DWP board president says he plans to resign
Mayor Antonio Villaraigosa's top appointee at the Los Angeles Department of Water and Power said Tuesday he would step down from his post at the end of the year, the latest example of churn in an agency that has experienced frequent leadership turnover since the mayor has been in office.
DWP Commission President Lee Kanon Alpert said the volunteer post had forced him to spend huge amounts of time away from his law practice and his family.
"I just can't any longer continue to do it," Alpert told the audience at the board's regular meeting.
Fighting back tears as he spoke, Alpert thanked Villaraigosa, the City Council and Brian D'Arcy, the head of the powerful DWP employee union. "We have worked exceedingly well together," he said, referring to D'Arcy.
The announcement comes as the utility is considering a plan to raise electricity rates by an average of 5% to 8% each of the next five years. The departure also follows a period of upheaval for the nation's largest municipally-owned utility as it attempts to meet the mayor's lofty environmental goals by dramatically expanding its use of renewable energy.
Alpert was at the center of a nasty fight over electricity rates last spring, one that nearly pushed the city to the financial brink as the DWP threatened to withhold $73.5 million from the budget that pays for police officers, firefighters and basic services. In one extraordinary night meeting in March, members of the City Council warned the DWP commission that ratepayers could not afford Villaraigosa's proposed rate hike and implored the panel to approve an alternative plan that would give Villaraigosa three-fourths of what he wanted.

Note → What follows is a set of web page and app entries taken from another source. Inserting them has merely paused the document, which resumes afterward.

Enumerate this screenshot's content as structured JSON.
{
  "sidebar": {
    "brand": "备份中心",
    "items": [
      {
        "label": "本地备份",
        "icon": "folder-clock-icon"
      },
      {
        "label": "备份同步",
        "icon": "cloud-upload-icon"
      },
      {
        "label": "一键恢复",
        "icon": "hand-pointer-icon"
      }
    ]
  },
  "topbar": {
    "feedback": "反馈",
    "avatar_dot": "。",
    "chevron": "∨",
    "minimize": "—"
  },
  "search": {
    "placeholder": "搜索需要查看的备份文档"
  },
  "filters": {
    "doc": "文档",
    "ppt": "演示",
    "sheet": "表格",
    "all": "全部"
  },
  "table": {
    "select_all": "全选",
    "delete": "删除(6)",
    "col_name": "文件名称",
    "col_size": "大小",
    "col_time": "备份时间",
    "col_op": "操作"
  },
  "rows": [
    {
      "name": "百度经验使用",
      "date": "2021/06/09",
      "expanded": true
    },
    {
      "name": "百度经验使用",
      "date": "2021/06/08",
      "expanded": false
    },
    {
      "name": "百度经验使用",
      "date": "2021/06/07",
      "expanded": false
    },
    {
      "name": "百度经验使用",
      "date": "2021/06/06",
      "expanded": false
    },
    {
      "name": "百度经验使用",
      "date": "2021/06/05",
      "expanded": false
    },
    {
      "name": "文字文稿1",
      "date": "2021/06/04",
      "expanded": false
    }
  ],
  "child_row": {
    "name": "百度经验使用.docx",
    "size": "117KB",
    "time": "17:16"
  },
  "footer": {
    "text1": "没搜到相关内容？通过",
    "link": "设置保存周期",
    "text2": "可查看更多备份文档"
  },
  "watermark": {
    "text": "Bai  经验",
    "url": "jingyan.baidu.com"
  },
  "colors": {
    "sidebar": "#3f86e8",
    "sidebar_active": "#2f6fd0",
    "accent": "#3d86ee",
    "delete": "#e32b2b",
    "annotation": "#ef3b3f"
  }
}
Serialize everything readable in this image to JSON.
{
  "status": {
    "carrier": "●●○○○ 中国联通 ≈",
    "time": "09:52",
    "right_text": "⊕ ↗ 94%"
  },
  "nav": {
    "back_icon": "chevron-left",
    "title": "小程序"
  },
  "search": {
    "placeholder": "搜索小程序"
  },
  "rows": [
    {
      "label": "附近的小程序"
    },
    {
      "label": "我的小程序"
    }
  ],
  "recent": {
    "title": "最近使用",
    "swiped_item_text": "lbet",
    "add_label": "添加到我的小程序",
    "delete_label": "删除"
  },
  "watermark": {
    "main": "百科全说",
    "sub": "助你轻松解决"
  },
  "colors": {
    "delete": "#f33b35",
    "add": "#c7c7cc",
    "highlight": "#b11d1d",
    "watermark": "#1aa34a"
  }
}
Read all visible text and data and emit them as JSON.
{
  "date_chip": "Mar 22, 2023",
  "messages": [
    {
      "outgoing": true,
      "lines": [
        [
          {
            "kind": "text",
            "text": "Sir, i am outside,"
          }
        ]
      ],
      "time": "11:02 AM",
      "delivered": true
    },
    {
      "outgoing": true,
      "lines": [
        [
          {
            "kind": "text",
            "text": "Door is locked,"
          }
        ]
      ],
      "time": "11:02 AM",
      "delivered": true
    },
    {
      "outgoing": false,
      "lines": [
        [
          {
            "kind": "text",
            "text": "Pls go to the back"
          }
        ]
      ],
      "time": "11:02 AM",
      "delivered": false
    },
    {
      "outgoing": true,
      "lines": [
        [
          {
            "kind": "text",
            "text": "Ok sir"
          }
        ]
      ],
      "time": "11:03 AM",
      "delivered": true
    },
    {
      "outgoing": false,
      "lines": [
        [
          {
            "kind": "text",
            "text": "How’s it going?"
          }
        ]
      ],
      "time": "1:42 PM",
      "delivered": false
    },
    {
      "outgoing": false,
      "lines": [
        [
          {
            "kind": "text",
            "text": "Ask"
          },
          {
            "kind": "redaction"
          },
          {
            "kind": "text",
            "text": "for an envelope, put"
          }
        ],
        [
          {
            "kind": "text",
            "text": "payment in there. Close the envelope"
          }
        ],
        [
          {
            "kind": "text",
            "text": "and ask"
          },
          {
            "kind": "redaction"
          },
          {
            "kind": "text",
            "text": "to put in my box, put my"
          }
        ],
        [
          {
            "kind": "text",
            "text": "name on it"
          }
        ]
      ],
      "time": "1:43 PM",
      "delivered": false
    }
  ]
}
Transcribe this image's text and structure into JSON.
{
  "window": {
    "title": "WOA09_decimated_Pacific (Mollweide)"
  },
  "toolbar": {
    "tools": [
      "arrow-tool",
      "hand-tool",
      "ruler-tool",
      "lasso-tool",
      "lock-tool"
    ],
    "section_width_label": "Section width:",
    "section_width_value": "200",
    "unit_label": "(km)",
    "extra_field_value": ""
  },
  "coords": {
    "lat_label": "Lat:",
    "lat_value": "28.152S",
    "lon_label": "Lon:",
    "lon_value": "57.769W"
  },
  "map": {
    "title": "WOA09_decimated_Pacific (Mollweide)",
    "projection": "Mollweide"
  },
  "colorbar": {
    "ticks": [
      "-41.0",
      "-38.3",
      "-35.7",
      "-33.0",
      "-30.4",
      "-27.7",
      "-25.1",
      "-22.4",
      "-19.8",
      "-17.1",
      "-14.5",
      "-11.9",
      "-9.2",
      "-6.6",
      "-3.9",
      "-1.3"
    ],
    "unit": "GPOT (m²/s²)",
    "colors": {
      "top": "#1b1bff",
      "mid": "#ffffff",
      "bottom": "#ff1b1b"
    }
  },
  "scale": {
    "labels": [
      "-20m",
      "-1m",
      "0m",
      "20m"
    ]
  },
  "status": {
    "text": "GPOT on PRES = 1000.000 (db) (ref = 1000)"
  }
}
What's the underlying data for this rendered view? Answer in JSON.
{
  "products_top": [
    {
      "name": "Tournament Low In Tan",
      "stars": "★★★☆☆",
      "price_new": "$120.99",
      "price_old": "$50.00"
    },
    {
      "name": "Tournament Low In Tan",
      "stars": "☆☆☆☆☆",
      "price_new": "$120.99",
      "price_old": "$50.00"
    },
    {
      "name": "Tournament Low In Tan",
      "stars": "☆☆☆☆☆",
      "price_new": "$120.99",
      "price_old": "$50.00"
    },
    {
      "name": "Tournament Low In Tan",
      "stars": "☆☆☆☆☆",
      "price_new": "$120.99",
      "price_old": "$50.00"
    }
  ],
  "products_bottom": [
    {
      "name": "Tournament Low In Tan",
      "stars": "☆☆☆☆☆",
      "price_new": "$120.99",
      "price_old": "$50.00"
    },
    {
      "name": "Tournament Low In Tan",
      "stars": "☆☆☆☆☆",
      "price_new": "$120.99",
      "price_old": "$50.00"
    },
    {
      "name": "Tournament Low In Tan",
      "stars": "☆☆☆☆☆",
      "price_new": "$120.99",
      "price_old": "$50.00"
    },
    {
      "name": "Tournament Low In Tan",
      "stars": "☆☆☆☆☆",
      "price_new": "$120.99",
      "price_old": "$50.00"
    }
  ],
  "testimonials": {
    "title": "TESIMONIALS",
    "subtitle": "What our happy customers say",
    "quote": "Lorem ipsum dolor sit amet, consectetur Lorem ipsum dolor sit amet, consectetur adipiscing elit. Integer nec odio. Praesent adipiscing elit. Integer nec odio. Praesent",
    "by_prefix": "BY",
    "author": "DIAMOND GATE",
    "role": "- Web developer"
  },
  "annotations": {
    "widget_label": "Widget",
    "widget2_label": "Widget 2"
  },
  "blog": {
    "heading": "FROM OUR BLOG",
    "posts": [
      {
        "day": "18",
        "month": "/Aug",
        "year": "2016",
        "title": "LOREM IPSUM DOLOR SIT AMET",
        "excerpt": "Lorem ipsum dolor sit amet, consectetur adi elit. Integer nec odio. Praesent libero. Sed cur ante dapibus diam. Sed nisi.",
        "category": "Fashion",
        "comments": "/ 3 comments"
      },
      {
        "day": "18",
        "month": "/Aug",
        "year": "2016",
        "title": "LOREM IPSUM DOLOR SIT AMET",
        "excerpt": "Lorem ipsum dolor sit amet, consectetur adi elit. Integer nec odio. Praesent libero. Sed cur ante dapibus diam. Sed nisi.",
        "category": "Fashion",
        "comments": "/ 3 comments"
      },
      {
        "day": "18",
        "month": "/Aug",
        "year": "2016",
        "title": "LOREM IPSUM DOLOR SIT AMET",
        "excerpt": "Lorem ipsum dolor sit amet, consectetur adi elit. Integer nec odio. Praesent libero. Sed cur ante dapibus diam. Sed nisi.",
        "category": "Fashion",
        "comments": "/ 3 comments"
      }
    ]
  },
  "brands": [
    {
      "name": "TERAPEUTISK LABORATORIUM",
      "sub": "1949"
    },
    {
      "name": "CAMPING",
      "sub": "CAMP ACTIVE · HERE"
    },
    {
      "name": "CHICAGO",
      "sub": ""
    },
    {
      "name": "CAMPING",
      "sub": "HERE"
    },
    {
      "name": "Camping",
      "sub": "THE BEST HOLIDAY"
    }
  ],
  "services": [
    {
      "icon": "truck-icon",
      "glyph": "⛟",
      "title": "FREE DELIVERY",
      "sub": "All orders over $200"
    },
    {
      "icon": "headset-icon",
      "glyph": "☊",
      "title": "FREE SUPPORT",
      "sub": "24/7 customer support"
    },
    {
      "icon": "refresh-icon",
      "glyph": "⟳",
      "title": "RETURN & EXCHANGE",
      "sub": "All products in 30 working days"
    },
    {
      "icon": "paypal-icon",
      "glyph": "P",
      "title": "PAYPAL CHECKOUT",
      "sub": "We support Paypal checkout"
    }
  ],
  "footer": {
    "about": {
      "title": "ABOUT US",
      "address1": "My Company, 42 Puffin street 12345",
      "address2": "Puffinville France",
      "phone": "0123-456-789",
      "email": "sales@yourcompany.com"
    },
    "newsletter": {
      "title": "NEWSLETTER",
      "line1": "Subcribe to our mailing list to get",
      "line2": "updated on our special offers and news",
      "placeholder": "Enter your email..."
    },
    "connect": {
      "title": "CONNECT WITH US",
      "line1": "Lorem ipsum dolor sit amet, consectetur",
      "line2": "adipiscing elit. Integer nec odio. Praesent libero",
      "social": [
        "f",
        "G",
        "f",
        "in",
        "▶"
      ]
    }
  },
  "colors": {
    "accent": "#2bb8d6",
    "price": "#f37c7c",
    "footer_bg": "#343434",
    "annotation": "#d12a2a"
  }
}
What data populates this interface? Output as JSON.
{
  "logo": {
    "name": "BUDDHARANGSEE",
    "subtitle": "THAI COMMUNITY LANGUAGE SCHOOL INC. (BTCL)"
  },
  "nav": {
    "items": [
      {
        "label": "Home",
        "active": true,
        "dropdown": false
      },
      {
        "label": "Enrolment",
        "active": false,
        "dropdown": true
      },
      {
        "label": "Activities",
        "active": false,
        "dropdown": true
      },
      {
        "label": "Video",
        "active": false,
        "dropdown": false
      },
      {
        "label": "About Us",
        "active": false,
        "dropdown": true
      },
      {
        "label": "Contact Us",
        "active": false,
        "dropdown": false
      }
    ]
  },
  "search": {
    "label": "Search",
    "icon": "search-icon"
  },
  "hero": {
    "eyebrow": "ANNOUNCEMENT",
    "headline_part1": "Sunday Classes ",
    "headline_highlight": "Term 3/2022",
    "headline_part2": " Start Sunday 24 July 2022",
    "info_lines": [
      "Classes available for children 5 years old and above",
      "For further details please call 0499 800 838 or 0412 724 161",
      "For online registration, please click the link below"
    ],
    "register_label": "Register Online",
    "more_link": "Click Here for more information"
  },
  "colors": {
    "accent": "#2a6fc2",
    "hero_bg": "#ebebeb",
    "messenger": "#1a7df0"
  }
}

Instead, the panel abruptly took a break and went into rooms behind the meeting chamber where Villaraigosa's three top aides were already assembled. After phone calls between the mayor, Alpert and Villaraigosa chief of staff Jeff Carr, the panel reconvened and approved a rate hike that was closer to the mayor's in size, according to two people familiar with the sequence of events.
That decision spurred several members of the council to complain that Villaraigosa's DWP commissioners lack the ability to turn down the mayor's wishes, even when such a move is in the interest of the department.
“That clearly was something that only could have occurred in a situation where there’s no independence, where they felt they had to do what the mayor said," Councilman Paul Koretz said.
-- David Zahniser at Los Angeles City Hall